13,9' (800 x 600)
Gigabyte GeForce 9600 GT 512 MB
My monitor model: LG Flatron W2243S
As you can see in the attached picture, the system does not recognize the monitor as a built-in screen
My main problem is that when the screen resolution is set to 1920x1080, black bars appear on the sides of the screen
It is not very comfortable, that's why I would like to change it and make the image look the whole width of the monitor
The monitor is connected to the graphics card with an adapter from the VGA connector to the DVI connector
this is my conifig.plist
I hope that I described my problem in a comprehensible way, thank you very much for your help
- By revensanchezHi,
I've an early 2006 iMac (4,1) that I updated with Core2Duo. I then upgraded the firmware to 5,1 and everything works without issues. It is currently running 10.6.8. System profile reports it correctly as an iMac5,1.
I wanted to update it to El Capitan (or Mavericks at the very least) because most apps are in dire need of upgrade. The problem is that the MPF and macOS extractor guides have a prerequisite that you start at Lion (10.7) and I just can't get it installed.
I've followed the procedure described in this post: http://www.insanelymac.com/forum/topic/249877-how-to-install-lion-on-any-coreduo-mac-upgraded-to-a-core2duo/, specifically post#8. In a nutshell, I've:
created an 'InstallLion', restoring it to the contents of the BaseSystem.dmg file found inside the installer volume. removed the symlink and copied the installation packages. deleted the PlatformSupport.plist and copied the new OSInstall.mpkg.
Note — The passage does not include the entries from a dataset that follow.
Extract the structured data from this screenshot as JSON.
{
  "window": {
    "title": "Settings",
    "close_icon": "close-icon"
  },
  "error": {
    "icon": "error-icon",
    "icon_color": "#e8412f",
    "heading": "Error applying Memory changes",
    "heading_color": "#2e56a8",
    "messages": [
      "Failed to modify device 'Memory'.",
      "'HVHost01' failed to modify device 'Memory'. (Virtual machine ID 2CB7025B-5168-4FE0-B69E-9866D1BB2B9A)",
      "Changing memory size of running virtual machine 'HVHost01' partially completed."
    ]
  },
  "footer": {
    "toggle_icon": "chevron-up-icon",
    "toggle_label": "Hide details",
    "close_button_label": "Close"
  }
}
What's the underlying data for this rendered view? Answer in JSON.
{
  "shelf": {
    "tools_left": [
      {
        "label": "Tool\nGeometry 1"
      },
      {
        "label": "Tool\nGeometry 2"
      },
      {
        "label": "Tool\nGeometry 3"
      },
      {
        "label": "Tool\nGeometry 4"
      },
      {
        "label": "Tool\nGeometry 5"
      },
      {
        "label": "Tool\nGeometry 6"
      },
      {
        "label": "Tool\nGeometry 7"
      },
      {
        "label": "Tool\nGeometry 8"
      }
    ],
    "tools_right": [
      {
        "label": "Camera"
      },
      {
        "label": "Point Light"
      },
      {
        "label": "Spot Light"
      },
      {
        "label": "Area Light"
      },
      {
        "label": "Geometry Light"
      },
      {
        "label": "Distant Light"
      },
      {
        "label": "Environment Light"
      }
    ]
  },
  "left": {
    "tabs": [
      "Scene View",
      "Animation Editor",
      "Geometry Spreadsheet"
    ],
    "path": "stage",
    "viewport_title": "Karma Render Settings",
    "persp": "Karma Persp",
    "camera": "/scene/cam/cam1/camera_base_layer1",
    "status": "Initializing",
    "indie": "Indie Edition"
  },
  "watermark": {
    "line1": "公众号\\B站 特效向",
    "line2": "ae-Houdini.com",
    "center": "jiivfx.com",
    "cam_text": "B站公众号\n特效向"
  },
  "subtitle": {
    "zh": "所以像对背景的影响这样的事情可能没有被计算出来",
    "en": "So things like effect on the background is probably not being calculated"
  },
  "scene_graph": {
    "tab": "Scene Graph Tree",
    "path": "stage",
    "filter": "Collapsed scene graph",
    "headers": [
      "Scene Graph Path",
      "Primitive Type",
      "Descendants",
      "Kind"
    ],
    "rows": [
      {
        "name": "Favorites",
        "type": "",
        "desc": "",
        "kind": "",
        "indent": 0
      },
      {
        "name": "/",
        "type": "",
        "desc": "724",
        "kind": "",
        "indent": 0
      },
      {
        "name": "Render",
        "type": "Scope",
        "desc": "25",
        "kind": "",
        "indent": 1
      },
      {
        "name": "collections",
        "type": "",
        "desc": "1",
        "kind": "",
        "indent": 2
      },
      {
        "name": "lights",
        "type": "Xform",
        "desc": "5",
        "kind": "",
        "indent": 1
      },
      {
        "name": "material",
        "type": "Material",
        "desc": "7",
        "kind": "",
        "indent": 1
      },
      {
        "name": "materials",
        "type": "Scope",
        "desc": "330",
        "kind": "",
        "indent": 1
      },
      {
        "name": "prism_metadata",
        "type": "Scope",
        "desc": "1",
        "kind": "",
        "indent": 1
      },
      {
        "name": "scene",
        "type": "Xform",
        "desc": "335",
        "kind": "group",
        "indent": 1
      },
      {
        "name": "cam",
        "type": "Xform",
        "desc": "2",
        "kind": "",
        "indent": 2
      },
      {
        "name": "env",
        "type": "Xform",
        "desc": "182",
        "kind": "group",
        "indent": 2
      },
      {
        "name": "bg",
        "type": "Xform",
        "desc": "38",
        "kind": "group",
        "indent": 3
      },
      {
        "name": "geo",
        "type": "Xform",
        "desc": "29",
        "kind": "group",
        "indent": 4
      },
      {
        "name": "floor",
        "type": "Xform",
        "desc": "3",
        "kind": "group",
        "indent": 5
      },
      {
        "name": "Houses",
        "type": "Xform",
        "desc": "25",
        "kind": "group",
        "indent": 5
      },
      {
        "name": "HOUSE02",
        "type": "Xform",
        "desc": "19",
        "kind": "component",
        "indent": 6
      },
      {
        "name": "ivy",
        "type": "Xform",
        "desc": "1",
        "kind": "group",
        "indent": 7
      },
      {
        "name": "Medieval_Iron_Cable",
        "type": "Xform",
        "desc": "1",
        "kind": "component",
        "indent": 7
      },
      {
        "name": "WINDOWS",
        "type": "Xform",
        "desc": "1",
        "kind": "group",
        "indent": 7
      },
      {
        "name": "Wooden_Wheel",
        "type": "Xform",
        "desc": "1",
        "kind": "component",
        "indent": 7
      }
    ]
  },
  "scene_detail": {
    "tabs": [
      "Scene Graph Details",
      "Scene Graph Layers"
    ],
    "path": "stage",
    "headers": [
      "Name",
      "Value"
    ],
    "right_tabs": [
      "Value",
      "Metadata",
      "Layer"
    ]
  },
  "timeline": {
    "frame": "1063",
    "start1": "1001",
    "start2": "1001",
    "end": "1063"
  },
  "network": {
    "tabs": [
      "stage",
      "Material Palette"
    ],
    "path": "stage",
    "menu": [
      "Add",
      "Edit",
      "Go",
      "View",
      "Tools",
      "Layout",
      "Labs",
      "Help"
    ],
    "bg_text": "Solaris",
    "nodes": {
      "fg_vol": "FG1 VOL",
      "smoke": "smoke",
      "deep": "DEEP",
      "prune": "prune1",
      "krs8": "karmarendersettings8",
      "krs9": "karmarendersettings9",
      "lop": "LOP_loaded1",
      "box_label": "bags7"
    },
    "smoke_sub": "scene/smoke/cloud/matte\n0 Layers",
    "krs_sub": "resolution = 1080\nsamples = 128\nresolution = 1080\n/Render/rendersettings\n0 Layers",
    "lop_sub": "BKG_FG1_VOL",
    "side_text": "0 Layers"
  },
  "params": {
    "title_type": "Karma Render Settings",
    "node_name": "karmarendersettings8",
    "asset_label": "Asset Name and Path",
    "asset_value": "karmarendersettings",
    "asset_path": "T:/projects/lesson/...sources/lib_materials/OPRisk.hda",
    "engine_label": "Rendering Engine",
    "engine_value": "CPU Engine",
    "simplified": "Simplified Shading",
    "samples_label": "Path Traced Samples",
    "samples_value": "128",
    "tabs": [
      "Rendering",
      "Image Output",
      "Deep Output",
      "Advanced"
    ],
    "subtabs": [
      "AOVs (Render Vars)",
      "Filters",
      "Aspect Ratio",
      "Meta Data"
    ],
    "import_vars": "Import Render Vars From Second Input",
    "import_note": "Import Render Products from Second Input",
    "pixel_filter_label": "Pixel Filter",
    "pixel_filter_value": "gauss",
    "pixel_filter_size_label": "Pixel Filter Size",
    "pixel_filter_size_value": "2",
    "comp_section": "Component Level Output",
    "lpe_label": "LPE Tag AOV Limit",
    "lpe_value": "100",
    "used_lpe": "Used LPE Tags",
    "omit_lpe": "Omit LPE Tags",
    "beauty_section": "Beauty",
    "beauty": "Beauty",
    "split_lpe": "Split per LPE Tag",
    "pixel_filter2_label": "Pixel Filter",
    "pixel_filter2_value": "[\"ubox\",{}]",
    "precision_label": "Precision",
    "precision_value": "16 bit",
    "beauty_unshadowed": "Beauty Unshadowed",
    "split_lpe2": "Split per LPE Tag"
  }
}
It doesn't even boot from the image. I've also tried in an external USB drive and no dice. It starts booting and immediately shuts down.
Does anyone have any clue where to trouble shoot? Is there an updated procedure that has a better success rate? Is it possible to get a bare system image from someone with an upgraded iMac5,1 that has it working?
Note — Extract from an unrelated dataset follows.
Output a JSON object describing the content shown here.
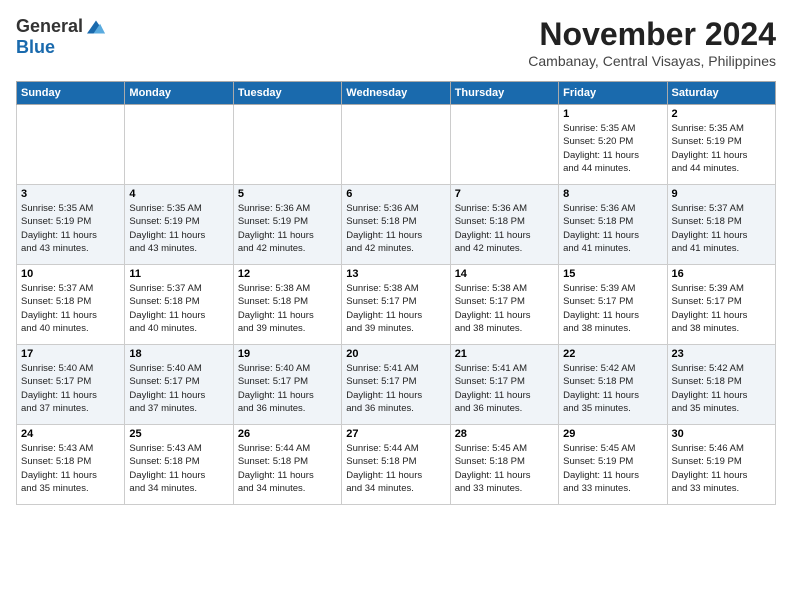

- By iammodusHello there,
I'm relatively new to the Hackintosh community. It's certainly not the first time someone has had a problem like this, but I thought I'd post it.
So, about a month ago, I picked up an HP Pavilion computer I had lying around from 2009, and I thought I'd try turning it into a Hackintosh just for kicks and giggles, so I knew what it was like before I tried installing it on my main PC. I'm using Clover as the bootloader.
Here are the specs:
Pentium Dual Core E5200 2.5ghz
ASUS ATI Radeon X1600 Pro Silent 512MB (device ID = 71c3)
4GB DDR2 RAM 800mhz
Seagate 320GB HDD
macOS Sierra seemed to return a kernel panic, probably because SSE 4.2 support is not present on the E5200 if I recall correctly.
El Capitan seemed to boot fine though, and I installed it. To my surprise, it booted on the first try. So I did some post-installation with [url="http://www.insanelymac.com/forum/topic/279450-why-insanelymac-does-not-support-tonymacx86/"]#####[/url] to get the audio working and the bootable hard drive.
So here I am, on El Capitan 10.11.
The only issue I'm still facing is the graphics card. Sure, it might be old, but I heard some people got it working with full QE/CI.
The thing is, it tells me it only has 5MB of VRAM. As a consequence, there are numerous screen artifacts (especially on logon, it's awful to watch), major slowdowns, no DVD playing support apparently, and most importantly, no QE/CI.
Things I've tried:
I'm hopeful about the DSDT thing, but I don't know what it is or how it works.
What should I do at this point? Should I try fixing it or straight up downgrade to an earlier version of OSX?
Thanks in advance
- By Bernu123342I am looking for an app that would easily delete all data on my iMac. I can't destroy the hard drive as I need to sell it to someone else. Is it factory reset secure enough? Thanks